Another entry that I'll be adding to over time. Let's see. I'll start with two of the most famous, both from British politicians.
Disraeli, when Gladstone had intoned, "I predict, sir, that you will die either by hanging or of some vile disease."
"That all depends, sir, upon whether I embrace your principles or your mistress."
Churchill, not at his most chivalrous, when a woman (possibly the formidable Labour politician Bessie Braddock) had accused him of being drunk:
“Madam, you are ugly.
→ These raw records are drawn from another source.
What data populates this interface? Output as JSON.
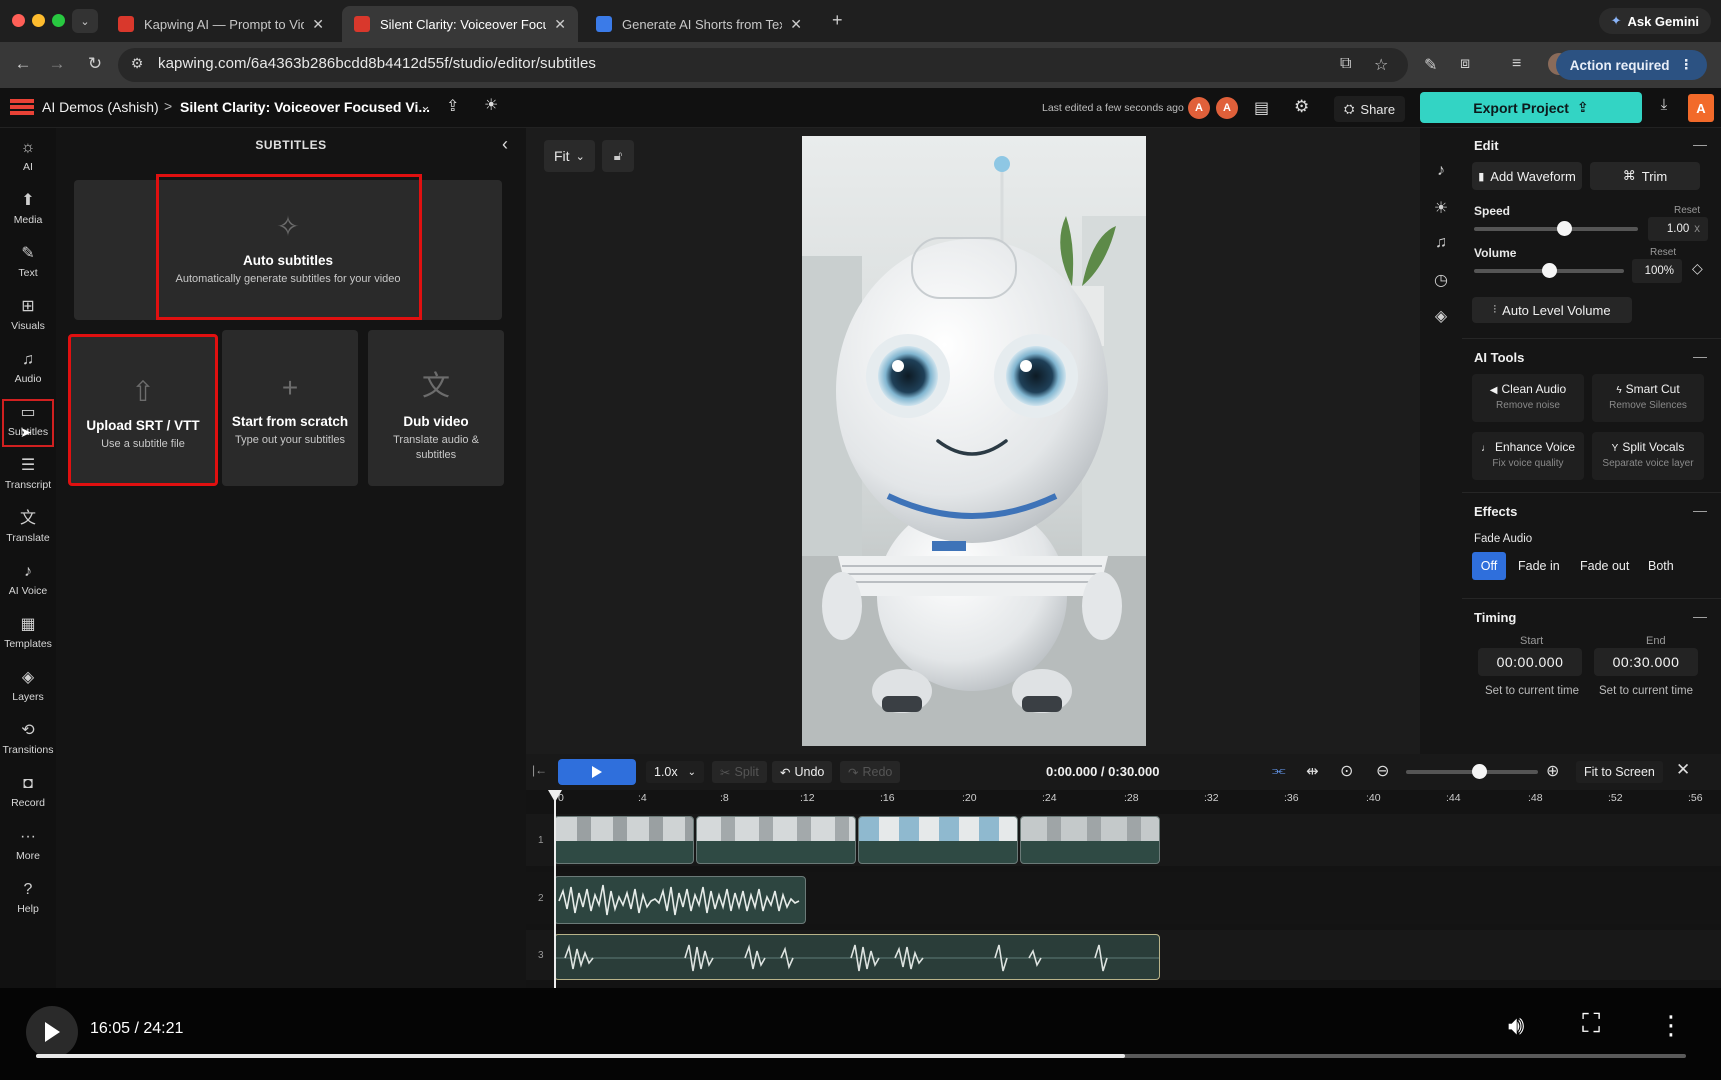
{
  "browser": {
    "tabs": [
      {
        "label": "Kapwing AI — Prompt to Vide",
        "active": false
      },
      {
        "label": "Silent Clarity: Voiceover Focu",
        "active": true
      },
      {
        "label": "Generate AI Shorts from Text",
        "active": false
      }
    ],
    "new_tab": "+",
    "ask_gemini": "Ask Gemini",
    "url": "kapwing.com/6a4363b286bcdd8b4412d55f/studio/editor/subtitles",
    "action_required": "Action required"
  },
  "header": {
    "workspace": "AI Demos (Ashish)",
    "breadcrumb_sep": ">",
    "project_title": "Silent Clarity: Voiceover Focused Vi...",
    "last_edited": "Last edited a few seconds ago",
    "avatars": [
      "A",
      "A"
    ],
    "share": "Share",
    "export": "Export Project",
    "user_avatar": "A"
  },
  "left_rail": [
    {
      "label": "AI",
      "icon": "ai-icon"
    },
    {
      "label": "Media",
      "icon": "media-icon"
    },
    {
      "label": "Text",
      "icon": "text-icon"
    },
    {
      "label": "Visuals",
      "icon": "visuals-icon"
    },
    {
      "label": "Audio",
      "icon": "audio-icon"
    },
    {
      "label": "Subtitles",
      "icon": "subtitles-icon"
    },
    {
      "label": "Transcript",
      "icon": "transcript-icon"
    },
    {
      "label": "Translate",
      "icon": "translate-icon"
    },
    {
      "label": "AI Voice",
      "icon": "ai-voice-icon"
    },
    {
      "label": "Templates",
      "icon": "templates-icon"
    },
    {
      "label": "Layers",
      "icon": "layers-icon"
    },
    {
      "label": "Transitions",
      "icon": "transitions-icon"
    },
    {
      "label": "Record",
      "icon": "record-icon"
    },
    {
      "label": "More",
      "icon": "more-icon"
    },
    {
      "label": "Help",
      "icon": "help-icon"
    }
  ],
  "subtitles_panel": {
    "title": "SUBTITLES",
    "auto": {
      "title": "Auto subtitles",
      "sub": "Automatically generate subtitles for your video"
    },
    "upload": {
      "title": "Upload SRT / VTT",
      "sub": "Use a subtitle file"
    },
    "scratch": {
      "title": "Start from scratch",
      "sub": "Type out your subtitles"
    },
    "dub": {
      "title": "Dub video",
      "sub": "Translate audio & subtitles"
    }
  },
  "preview": {
    "fit": "Fit"
  },
  "properties": {
    "edit": {
      "title": "Edit",
      "add_waveform": "Add Waveform",
      "trim": "Trim",
      "speed_label": "Speed",
      "speed_reset": "Reset",
      "speed_value": "1.00",
      "speed_unit": "x",
      "speed_level": 0.55,
      "volume_label": "Volume",
      "volume_reset": "Reset",
      "volume_value": "100%",
      "volume_level": 0.5,
      "auto_level": "Auto Level Volume"
    },
    "ai_tools": {
      "title": "AI Tools",
      "items": [
        {
          "title": "Clean Audio",
          "sub": "Remove noise"
        },
        {
          "title": "Smart Cut",
          "sub": "Remove Silences"
        },
        {
          "title": "Enhance Voice",
          "sub": "Fix voice quality"
        },
        {
          "title": "Split Vocals",
          "sub": "Separate voice layer"
        }
      ]
    },
    "effects": {
      "title": "Effects",
      "fade_label": "Fade Audio",
      "options": [
        "Off",
        "Fade in",
        "Fade out",
        "Both"
      ],
      "selected": "Off"
    },
    "timing": {
      "title": "Timing",
      "start_label": "Start",
      "end_label": "End",
      "start": "00:00.000",
      "end": "00:30.000",
      "set_current": "Set to current time"
    }
  },
  "timeline": {
    "speed": "1.0x",
    "split": "Split",
    "undo": "Undo",
    "redo": "Redo",
    "timecode": "0:00.000 / 0:30.000",
    "fit_screen": "Fit to Screen",
    "ticks": [
      "0",
      ":4",
      ":8",
      ":12",
      ":16",
      ":20",
      ":24",
      ":28",
      ":32",
      ":36",
      ":40",
      ":44",
      ":48",
      ":52",
      ":56"
    ],
    "tracks": [
      "1",
      "2",
      "3"
    ],
    "zoom_level": 0.55
  },
  "player": {
    "time": "16:05 / 24:21",
    "progress": 0.66
  },
  "colors": {
    "accent": "#33d4c4",
    "highlight": "#e01010",
    "primary_blue": "#2f6fdc"
  }
}
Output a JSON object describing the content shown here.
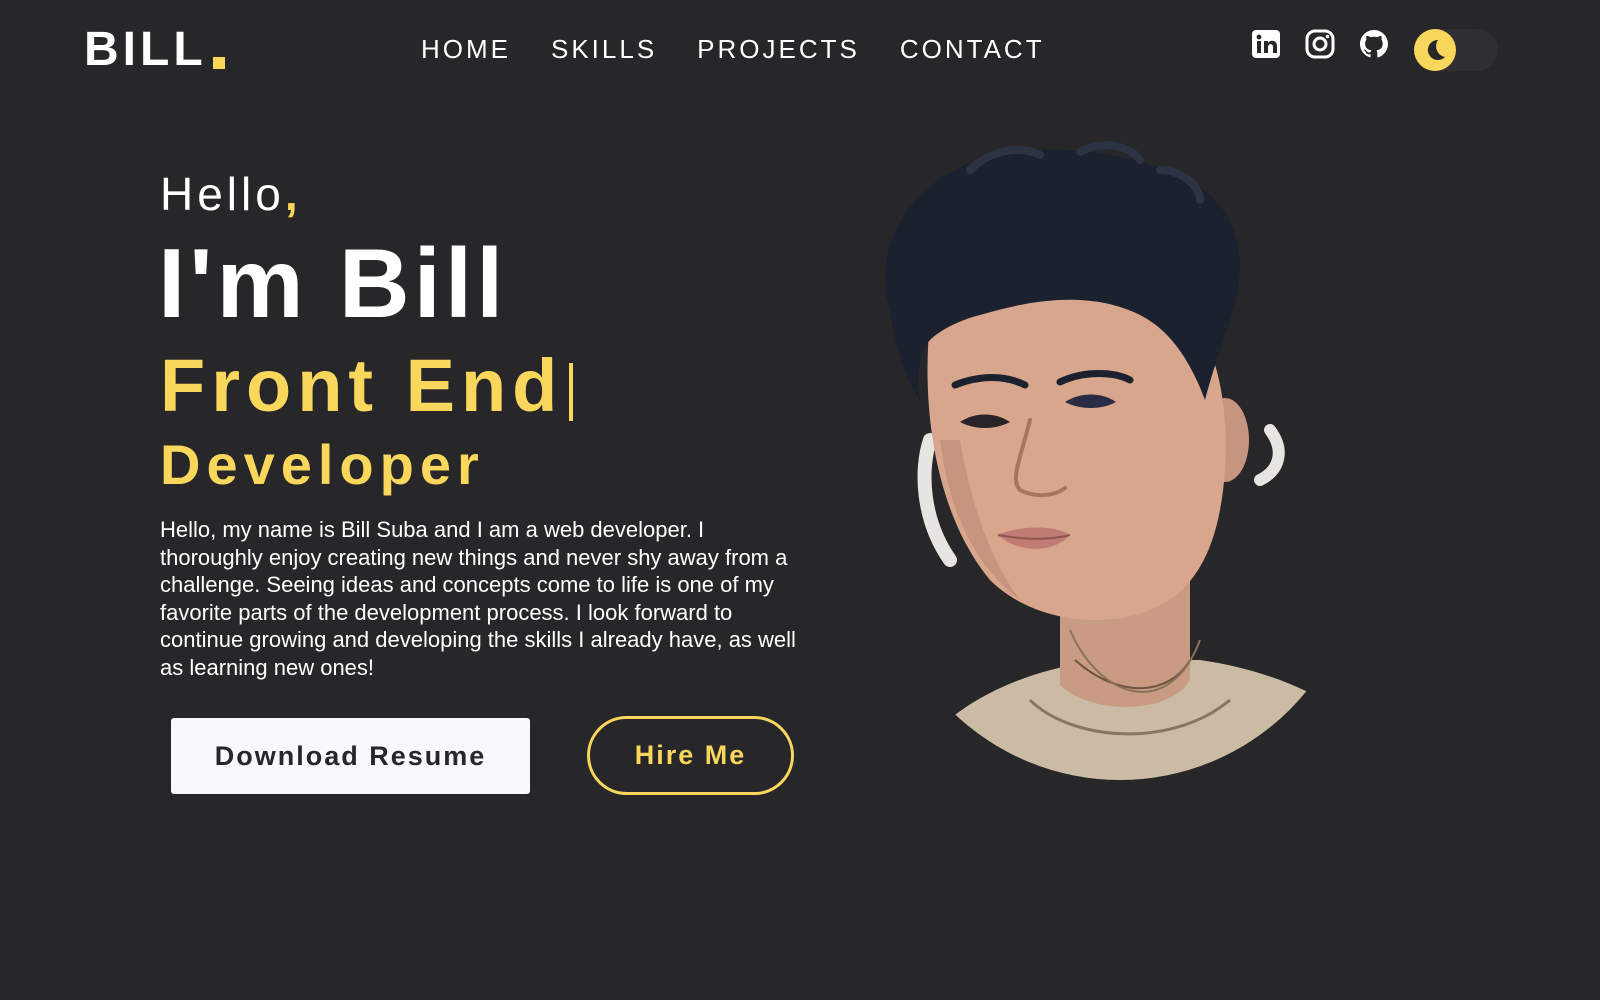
{
  "header": {
    "logo_text": "BILL",
    "nav": [
      {
        "label": "HOME"
      },
      {
        "label": "SKILLS"
      },
      {
        "label": "PROJECTS"
      },
      {
        "label": "CONTACT"
      }
    ],
    "socials": [
      {
        "icon": "linkedin-icon"
      },
      {
        "icon": "instagram-icon"
      },
      {
        "icon": "github-icon"
      }
    ],
    "theme_toggle": {
      "icon": "moon-icon",
      "state": "dark"
    }
  },
  "hero": {
    "greeting": "Hello",
    "greeting_punct": ",",
    "name": "I'm Bill",
    "role_line1": "Front End",
    "role_line2": "Developer",
    "bio": "Hello, my name is Bill Suba and I am a web developer. I thoroughly enjoy creating new things and never shy away from a challenge. Seeing ideas and concepts come to life is one of my favorite parts of the development process. I look forward to continue growing and developing the skills I already have, as well as learning new ones!",
    "download_label": "Download Resume",
    "hire_label": "Hire Me"
  },
  "colors": {
    "background": "#272628",
    "accent": "#f9d65c",
    "text": "#ffffff",
    "button_light": "#f9f8fb"
  }
}
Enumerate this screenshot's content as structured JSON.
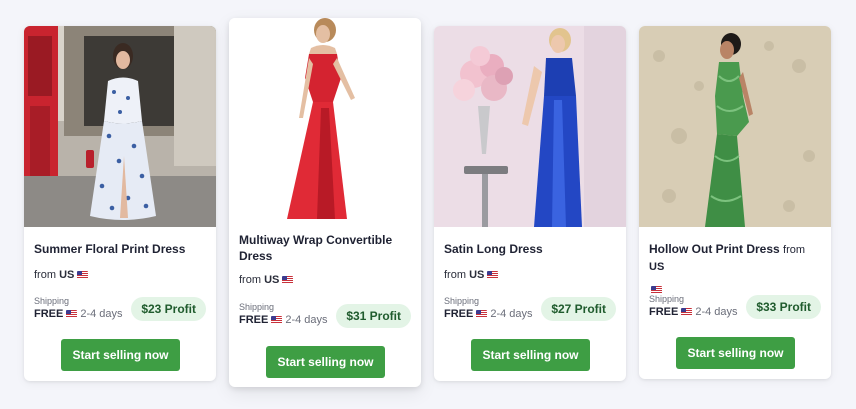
{
  "products": [
    {
      "title": "Summer Floral Print Dress",
      "from_label": "from",
      "country": "US",
      "shipping_label": "Shipping",
      "shipping_price": "FREE",
      "shipping_time": "2-4 days",
      "profit": "$23 Profit",
      "cta": "Start selling now"
    },
    {
      "title": "Multiway Wrap Convertible Dress",
      "from_label": "from",
      "country": "US",
      "shipping_label": "Shipping",
      "shipping_price": "FREE",
      "shipping_time": "2-4 days",
      "profit": "$31 Profit",
      "cta": "Start selling now"
    },
    {
      "title": "Satin Long Dress",
      "from_label": "from",
      "country": "US",
      "shipping_label": "Shipping",
      "shipping_price": "FREE",
      "shipping_time": "2-4 days",
      "profit": "$27 Profit",
      "cta": "Start selling now"
    },
    {
      "title": "Hollow Out Print Dress",
      "from_label": "from",
      "country": "US",
      "shipping_label": "Shipping",
      "shipping_price": "FREE",
      "shipping_time": "2-4 days",
      "profit": "$33 Profit",
      "cta": "Start selling now"
    }
  ],
  "colors": {
    "cta_green": "#3e9e44",
    "profit_bg": "#e3f4e6",
    "profit_text": "#1f5b2d",
    "page_bg": "#f4f5fa"
  }
}
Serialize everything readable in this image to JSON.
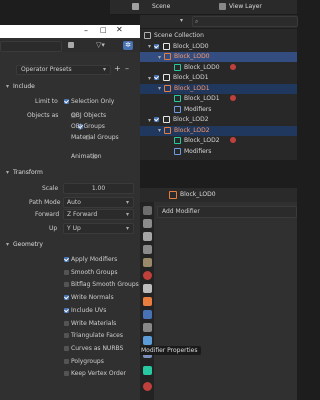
{
  "outliner": {
    "scene_label": "Scene",
    "viewlayer_label": "View Layer",
    "search_placeholder": "",
    "items": [
      {
        "label": "Scene Collection",
        "depth": 0,
        "kind": "scene"
      },
      {
        "label": "Block_LOD0",
        "depth": 1,
        "kind": "collection"
      },
      {
        "label": "Block_LOD0",
        "depth": 2,
        "kind": "object",
        "selected": true
      },
      {
        "label": "Block_LOD0",
        "depth": 3,
        "kind": "mesh"
      },
      {
        "label": "Block_LOD1",
        "depth": 1,
        "kind": "collection"
      },
      {
        "label": "Block_LOD1",
        "depth": 2,
        "kind": "object",
        "highlight": true
      },
      {
        "label": "Block_LOD1",
        "depth": 3,
        "kind": "mesh"
      },
      {
        "label": "Modifiers",
        "depth": 3,
        "kind": "modifiers"
      },
      {
        "label": "Block_LOD2",
        "depth": 1,
        "kind": "collection"
      },
      {
        "label": "Block_LOD2",
        "depth": 2,
        "kind": "object",
        "highlight": true
      },
      {
        "label": "Block_LOD2",
        "depth": 3,
        "kind": "mesh"
      },
      {
        "label": "Modifiers",
        "depth": 3,
        "kind": "modifiers"
      }
    ]
  },
  "properties": {
    "object_name": "Block_LOD0",
    "add_modifier_label": "Add Modifier",
    "tooltip": "Modifier Properties"
  },
  "export": {
    "presets_label": "Operator Presets",
    "include": {
      "header": "Include",
      "limit_to_label": "Limit to",
      "selection_only": "Selection Only",
      "objects_as_label": "Objects as",
      "obj_objects": "OBJ Objects",
      "obj_groups": "OBJ Groups",
      "material_groups": "Material Groups",
      "animation": "Animation"
    },
    "transform": {
      "header": "Transform",
      "scale_label": "Scale",
      "scale_value": "1.00",
      "path_mode_label": "Path Mode",
      "path_mode_value": "Auto",
      "forward_label": "Forward",
      "forward_value": "Z Forward",
      "up_label": "Up",
      "up_value": "Y Up"
    },
    "geometry": {
      "header": "Geometry",
      "options": [
        {
          "label": "Apply Modifiers",
          "checked": true
        },
        {
          "label": "Smooth Groups",
          "checked": false
        },
        {
          "label": "Bitflag Smooth Groups",
          "checked": false
        },
        {
          "label": "Write Normals",
          "checked": true
        },
        {
          "label": "Include UVs",
          "checked": true
        },
        {
          "label": "Write Materials",
          "checked": false
        },
        {
          "label": "Triangulate Faces",
          "checked": false
        },
        {
          "label": "Curves as NURBS",
          "checked": false
        },
        {
          "label": "Polygroups",
          "checked": false
        },
        {
          "label": "Keep Vertex Order",
          "checked": false
        }
      ]
    }
  },
  "colors": {
    "accent": "#4772b3",
    "selected_row": "#334d80",
    "object_orange": "#e87d3e",
    "mesh_green": "#26c9a0",
    "modifier_blue": "#6b9be0"
  }
}
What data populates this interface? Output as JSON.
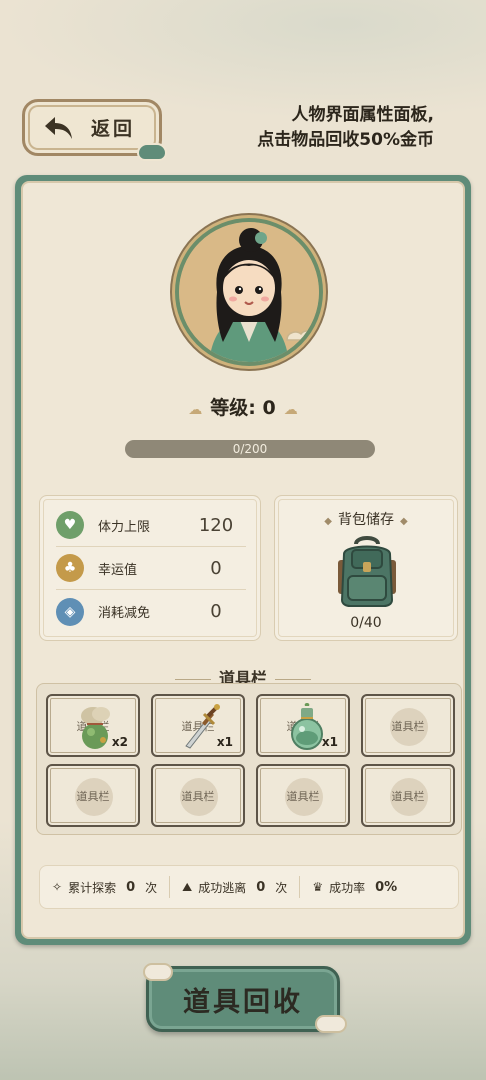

In the morning, I shall be sober.”
Another of Churchill's quips, this time to a famous beauty, Nancy Astor, who had told him, "If I were your wife, I'd poison your coffee."
"If I were your husband, madam, I would drink it."
In reply to a reporter who asked what he thought of Western Civilization, Gandhi (whom Churchill had once described as a "seditious Middle Temple lawyer of the type well-known in the East, now posing as a fakir, striding half naked up the steps of the Viceregal palace") retorted, "I think it would be a good idea!"
Asked by an interviewer how many husbands she had had, the famously promiscuous and sharp-witted Peggy Guggenheim replied, "Do you mean mine, or other people's?"
On one of the many occasions when I was urging my daughter to keep a journal so that she could eventually write up her hugely entertaining but often frustrating experiences as a sound engineer in the rock music industry, she commented that at the beginning of any memoir she'd have to post a disclaimer: The names have been changed to protect the useless.